- [What is being asked]
Copy all lines of the listing that include the string "Marketing".

(Data listing Opens)

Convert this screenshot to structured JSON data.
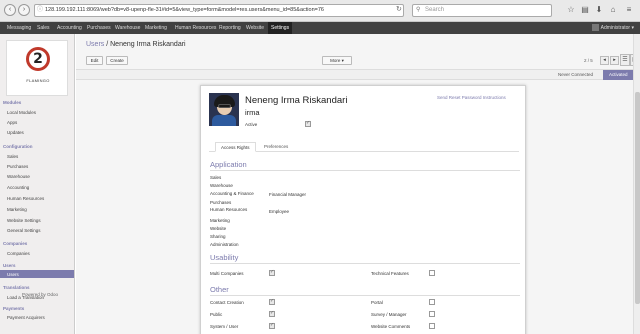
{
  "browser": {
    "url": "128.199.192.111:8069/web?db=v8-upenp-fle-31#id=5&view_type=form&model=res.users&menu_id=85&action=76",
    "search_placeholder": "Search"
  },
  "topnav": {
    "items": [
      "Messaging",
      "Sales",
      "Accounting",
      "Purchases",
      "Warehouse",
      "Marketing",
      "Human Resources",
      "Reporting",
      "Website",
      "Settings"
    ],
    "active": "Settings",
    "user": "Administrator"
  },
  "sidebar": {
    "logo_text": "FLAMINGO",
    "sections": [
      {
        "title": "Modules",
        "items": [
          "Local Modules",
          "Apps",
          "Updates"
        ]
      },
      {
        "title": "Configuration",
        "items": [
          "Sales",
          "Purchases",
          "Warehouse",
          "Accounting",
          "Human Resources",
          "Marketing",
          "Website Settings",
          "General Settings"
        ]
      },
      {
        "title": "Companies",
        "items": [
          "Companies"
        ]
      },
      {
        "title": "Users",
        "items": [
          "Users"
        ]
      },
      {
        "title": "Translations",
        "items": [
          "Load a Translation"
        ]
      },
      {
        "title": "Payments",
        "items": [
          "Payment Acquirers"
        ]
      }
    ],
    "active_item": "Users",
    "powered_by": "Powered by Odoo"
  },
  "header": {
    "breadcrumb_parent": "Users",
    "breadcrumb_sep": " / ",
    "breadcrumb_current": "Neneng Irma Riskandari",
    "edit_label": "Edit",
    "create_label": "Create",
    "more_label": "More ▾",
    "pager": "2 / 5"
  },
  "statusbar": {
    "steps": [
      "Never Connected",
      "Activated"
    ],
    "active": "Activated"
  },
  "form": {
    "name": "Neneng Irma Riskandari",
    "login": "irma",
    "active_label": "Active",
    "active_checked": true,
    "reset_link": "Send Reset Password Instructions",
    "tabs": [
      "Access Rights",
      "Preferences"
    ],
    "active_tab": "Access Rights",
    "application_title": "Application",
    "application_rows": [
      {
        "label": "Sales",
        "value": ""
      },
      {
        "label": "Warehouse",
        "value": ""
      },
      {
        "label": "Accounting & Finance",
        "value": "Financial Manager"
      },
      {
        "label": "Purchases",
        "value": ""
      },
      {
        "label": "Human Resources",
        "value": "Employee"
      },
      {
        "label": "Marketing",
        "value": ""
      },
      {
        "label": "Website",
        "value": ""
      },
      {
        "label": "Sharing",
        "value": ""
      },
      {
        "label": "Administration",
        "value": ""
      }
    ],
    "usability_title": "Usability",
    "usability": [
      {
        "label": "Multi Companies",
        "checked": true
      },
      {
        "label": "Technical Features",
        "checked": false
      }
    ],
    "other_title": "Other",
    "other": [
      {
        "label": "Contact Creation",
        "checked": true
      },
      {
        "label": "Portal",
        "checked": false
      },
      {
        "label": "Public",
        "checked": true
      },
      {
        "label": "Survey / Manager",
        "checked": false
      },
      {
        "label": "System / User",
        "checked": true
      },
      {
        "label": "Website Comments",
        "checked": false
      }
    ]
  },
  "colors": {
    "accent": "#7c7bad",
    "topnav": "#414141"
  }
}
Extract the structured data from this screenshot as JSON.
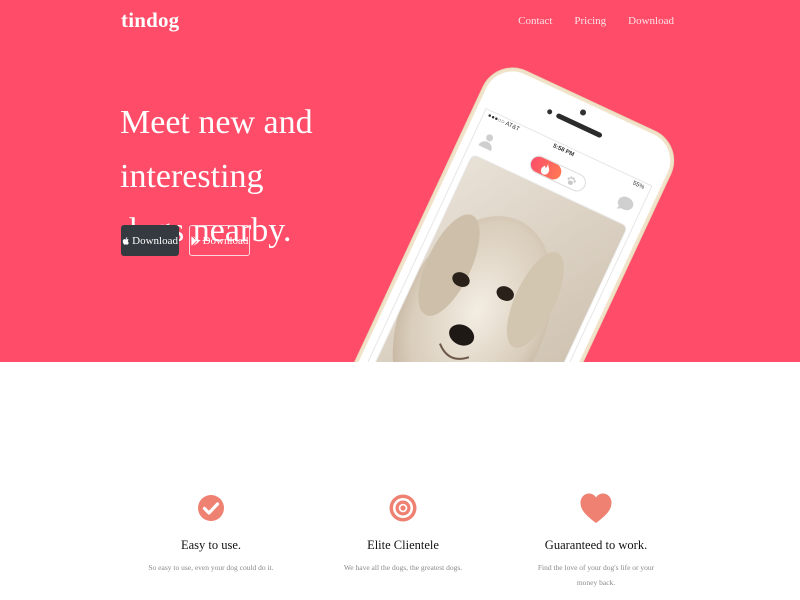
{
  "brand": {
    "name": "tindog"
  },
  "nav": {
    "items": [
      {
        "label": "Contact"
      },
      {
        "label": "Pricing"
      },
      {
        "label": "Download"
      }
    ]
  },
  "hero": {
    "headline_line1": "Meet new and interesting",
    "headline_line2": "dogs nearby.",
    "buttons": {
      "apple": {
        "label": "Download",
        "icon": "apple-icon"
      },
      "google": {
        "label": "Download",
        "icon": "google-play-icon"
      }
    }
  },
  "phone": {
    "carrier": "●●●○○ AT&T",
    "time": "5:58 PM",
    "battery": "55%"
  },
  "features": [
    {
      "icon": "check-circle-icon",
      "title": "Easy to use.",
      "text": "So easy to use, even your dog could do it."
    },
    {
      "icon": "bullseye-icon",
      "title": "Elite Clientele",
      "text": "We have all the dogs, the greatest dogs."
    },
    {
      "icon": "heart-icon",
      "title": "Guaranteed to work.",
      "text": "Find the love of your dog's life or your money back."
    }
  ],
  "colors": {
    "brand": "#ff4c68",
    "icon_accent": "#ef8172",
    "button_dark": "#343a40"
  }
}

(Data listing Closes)

- [Expected answer]
      "Marketing",
          "Marketing",
        "label": "Marketing",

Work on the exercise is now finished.